Tokyo firm rewards non-smokers with six extra days holiday

Tokyo firm rewards non-smokers with six extra days holiday

 Have you ever wanted to kick the habit of the smokers in your workforce? It could be down to a bit of motivation in the form of extrinsic rewar

 Have you ever wanted to kick the habit of the smokers in your workforce? It could be down to a bit of motivation in the form of extrinsic reward.

One firm in Japa is giving non-smoking employees six additional days’ holiday to compensate for the time their colleagues spend puffing away at work!

The results are good too. Since the start of programme on September 1, four employees out of 42 smokers have kicked the habit. There are 120 people employed in total at the firm.

Piala, a Tokyo-based online commerce consulting and marketing company, kicked off the programme in September after an employee complained about the time lost by smoking colleagues who frequently disappear to light up.

“Because our office is located on the 29th floor … it takes at least 10 minutes for a smoker to go down to a common smoking room in the basement and come back,” spokesman Hirotaka Matsushima said.

“But at the same time, it’s true that smoking room conversations are mostly about work … they exchange ideas and consult each other.

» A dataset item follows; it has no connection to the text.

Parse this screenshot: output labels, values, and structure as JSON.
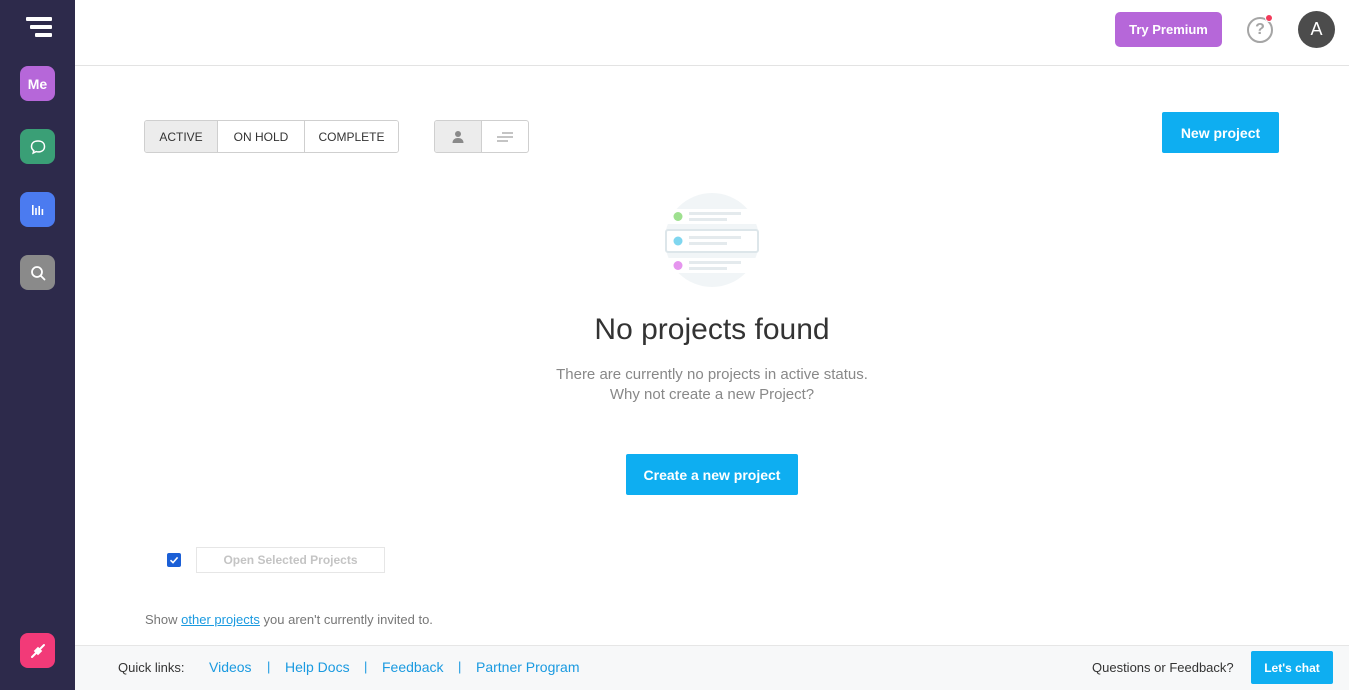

“So we decided it’s better to give rewards (to non-smokers) than punish the smokers.”

Since the start of the programme on September 1, four employees out of 42 smokers have kicked the habit. There are 120 people employed in total at the firm.

“If they successfully keep their promise over the year, they’ll be given six extra days of paid leave,” he said.

Japan lags behind other developed nations in terms of smoke-free policies and the social pressure to quit is less intense.

Unlike many western countries, smoking is permitted in certain sections of restaurants.

Even so, most companies in Japan have banned smoking in the workplace and set up smoking rooms and tobacco use has been falling, in line with a broader global trend.

According to health ministry data, some 28 per cent of men smoke in Japan and nine per cent of women.

 

COMMENTS